ACS 3-year and 5-year period estimates do not refer to a particular year, such as the end year or the middle year. They are period estimates—averages of characteristics over a 36-month or 60-month period—and should be labeled as such. Otherwise, readers may draw an incorrect inference—for example, assuming that a 5-year period estimate of 15 percent poverty is the rate for the end year, when the end-year rate could be considerably higher or lower.
ACS 1-year period estimates are also an average over 12 months (except for the special estimates released in June 2006 for January–August 2005 and September–December 2005 for areas affected by Hurricanes Katrina and Rita).
i. Use ACS 3- and 5-year period estimates for income, housing value,and housing costs with care. To compensate for the differing time periodsfor which dollar amounts are collected, those amounts are adjusted to acommon calendar year by the change in the national CPI. This inflationadjustment expresses all of the reported dollar amounts in a comparablemanner with regard to purchasing power as of the most recent calendaryear in the period. However, the resulting estimates should not be interpreted as current-year estimates.

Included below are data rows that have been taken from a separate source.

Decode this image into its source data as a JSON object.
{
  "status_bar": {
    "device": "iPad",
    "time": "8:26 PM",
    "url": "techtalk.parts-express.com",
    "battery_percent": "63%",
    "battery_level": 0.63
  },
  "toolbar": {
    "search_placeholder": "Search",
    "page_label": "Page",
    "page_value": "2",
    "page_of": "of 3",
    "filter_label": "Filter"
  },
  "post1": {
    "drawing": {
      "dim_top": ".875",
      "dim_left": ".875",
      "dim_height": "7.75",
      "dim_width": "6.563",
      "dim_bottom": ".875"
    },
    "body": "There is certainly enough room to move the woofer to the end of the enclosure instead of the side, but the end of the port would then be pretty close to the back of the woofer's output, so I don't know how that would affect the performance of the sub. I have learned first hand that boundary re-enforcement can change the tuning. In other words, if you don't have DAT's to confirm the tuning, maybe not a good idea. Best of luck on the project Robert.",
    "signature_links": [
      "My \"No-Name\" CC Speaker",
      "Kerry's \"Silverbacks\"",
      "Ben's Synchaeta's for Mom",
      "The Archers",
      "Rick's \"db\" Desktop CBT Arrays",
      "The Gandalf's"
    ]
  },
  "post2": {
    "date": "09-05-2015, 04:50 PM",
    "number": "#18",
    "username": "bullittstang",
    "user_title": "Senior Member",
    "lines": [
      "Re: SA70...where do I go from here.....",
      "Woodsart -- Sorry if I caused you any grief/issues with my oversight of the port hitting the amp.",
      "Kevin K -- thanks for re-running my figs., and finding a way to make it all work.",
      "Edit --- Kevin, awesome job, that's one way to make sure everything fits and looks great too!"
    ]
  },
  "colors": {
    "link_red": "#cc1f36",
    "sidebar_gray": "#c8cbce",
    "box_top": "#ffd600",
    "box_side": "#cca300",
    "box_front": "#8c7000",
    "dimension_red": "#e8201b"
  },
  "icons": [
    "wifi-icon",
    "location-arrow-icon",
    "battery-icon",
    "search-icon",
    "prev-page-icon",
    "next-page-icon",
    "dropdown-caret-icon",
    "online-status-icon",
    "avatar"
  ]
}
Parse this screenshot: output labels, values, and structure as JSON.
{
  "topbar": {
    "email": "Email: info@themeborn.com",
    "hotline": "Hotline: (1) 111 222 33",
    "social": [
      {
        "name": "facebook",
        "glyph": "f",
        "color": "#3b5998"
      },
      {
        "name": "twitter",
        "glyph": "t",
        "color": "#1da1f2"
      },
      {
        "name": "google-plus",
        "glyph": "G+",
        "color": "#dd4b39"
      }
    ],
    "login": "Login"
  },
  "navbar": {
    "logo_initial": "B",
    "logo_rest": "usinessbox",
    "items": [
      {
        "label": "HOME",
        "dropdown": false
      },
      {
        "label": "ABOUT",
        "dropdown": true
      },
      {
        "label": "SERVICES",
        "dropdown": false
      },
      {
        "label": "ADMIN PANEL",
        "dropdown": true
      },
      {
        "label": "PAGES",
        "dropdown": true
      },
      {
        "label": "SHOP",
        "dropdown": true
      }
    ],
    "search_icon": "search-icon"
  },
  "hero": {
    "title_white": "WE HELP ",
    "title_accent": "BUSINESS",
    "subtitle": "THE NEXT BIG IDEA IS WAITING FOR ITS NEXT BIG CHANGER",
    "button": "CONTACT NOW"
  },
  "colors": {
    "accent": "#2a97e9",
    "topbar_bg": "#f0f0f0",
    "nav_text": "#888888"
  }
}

j. Use care in comparing ACS estimates with estimates from other datasources, including the 2000 long-form sample and other surveys, and becognizant of the differences that could affect the comparisons. Such differences may include population coverage, sample size and design, referenceperiods, residence rules, and interview modes.
3-H.2 Suggestions for Users During the Ramp-up Period
In the next few years, users who plan to make extensive use of the ACS will have an opportunity to prepare for the full range of 1-year, 3-year, and 5-year data products that will be available beginning in 2010. It is important for users—including federal, state, and local agencies, and private organizations—not to stint attention or resources in order to make the most of this opportunity, so that they are well prepared to work with the full richness of the ACS data by 2010.
We outline below some of the steps that the technical staff of an agency can take to ensure that their agency is well prepared to work with the ACS data (see also the recommendations in ORC Macro, 2002:Ch. 10).